Anne Hamilton emigrated to Australia in 1984 to teach during a shortage of Maths and Science teachers and now looks back on her time in education.
Having taken a chance and moved across the world, it wasn't until Anne arrived in Victoria that she found out that the teaching position she had been placed in was in Charlton, in rural Victoria.
Some three and a half hours from where she thought she would be with family in Melbourne, Anne nevertheless looks back fondly on three years spent at that school and the town she lived.
'It was a bit of a shock to the system at first, but I ended up loving my time there,' reminisced Anne.
'It was a great introduction to the education system and to Australian culture even though no one had told me I'd be living in a farmhouse in the midst of a mouse plague.'
After three years, Anne made the decision to move closer to relatives in Melbourne, taking a position at Hallam High School.
'I started there in 1987 and after 32 years I'm still there.'

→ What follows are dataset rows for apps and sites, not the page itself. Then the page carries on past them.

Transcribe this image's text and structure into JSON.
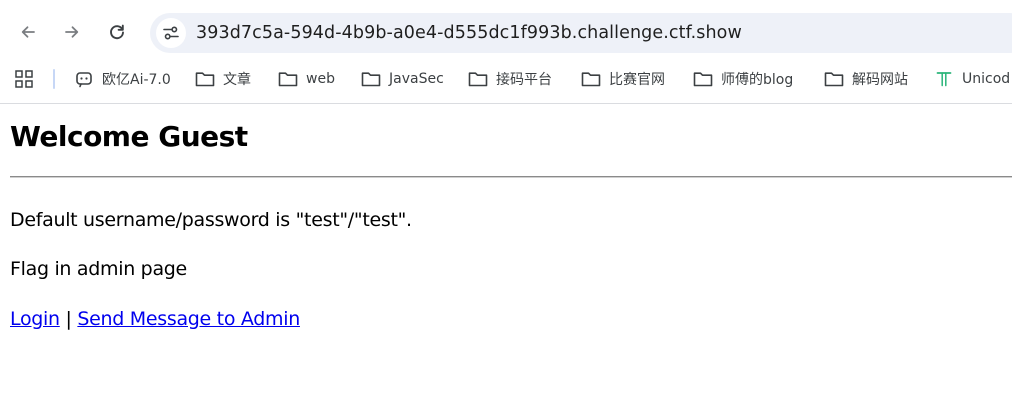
{
  "browser": {
    "url": "393d7c5a-594d-4b9b-a0e4-d555dc1f993b.challenge.ctf.show",
    "nav": {
      "back_icon": "arrow-left-icon",
      "forward_icon": "arrow-right-icon",
      "reload_icon": "reload-icon",
      "site_info_icon": "tune-icon"
    },
    "bookmarks": [
      {
        "label": "欧亿Ai-7.0",
        "icon": "chat-bot-icon"
      },
      {
        "label": "文章",
        "icon": "folder-icon"
      },
      {
        "label": "web",
        "icon": "folder-icon"
      },
      {
        "label": "JavaSec",
        "icon": "folder-icon"
      },
      {
        "label": "接码平台",
        "icon": "folder-icon"
      },
      {
        "label": "比赛官网",
        "icon": "folder-icon"
      },
      {
        "label": "师傅的blog",
        "icon": "folder-icon"
      },
      {
        "label": "解码网站",
        "icon": "folder-icon"
      },
      {
        "label": "Unicod",
        "icon": "unicode-t-icon"
      }
    ]
  },
  "page": {
    "heading": "Welcome Guest",
    "default_credentials": "Default username/password is \"test\"/\"test\".",
    "flag_hint": "Flag in admin page",
    "links": {
      "login": "Login",
      "separator": "|",
      "send_message": "Send Message to Admin"
    }
  }
}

'I know it may seem a bit odd to some but I've actually wanted to be a Maths teacher since I was 12.'
'I am still as passionate about the subject now as I was then, and I love those "aha" moments when students "get it!"'
'Maths is not everyone's favourite subject and instilling confidence in students when it comes to Maths and helping them to achieve their goals is something that I aspire to do.'
Now recognised for her years of service to Victoria, Anne reflects on some of the moments that she feels made everything so worthwhile.
'If we're looking for something memorable, I would say that one of the nicest moments occurred about a month ago when I was invited to attend the first ever reunion of students who started at Hallam the same year as I did.'
'I had two Year 7 classes that year, one of which was my home group. I could name almost everyone in both those classes and I have always remembered that year fondly.'
'I even still have a Christmas card that was made by that home group, which I took along to the reunion.'
'Sometimes we see students return to school for a visit in the few years after completing Year 12 but it is rare that we get to meet up with them as grown men and women in their forties.'
'Driving home that night I was so glad that I had gone to the reunion and it reinforced the fact that the decision I made to become a teacher almost fifty years ago, as a 12 year old, was the right one for me.'
Anne is one of 400 educators and public servants who have been recognised for their 35 years of service to Victorian education in ceremonies recently.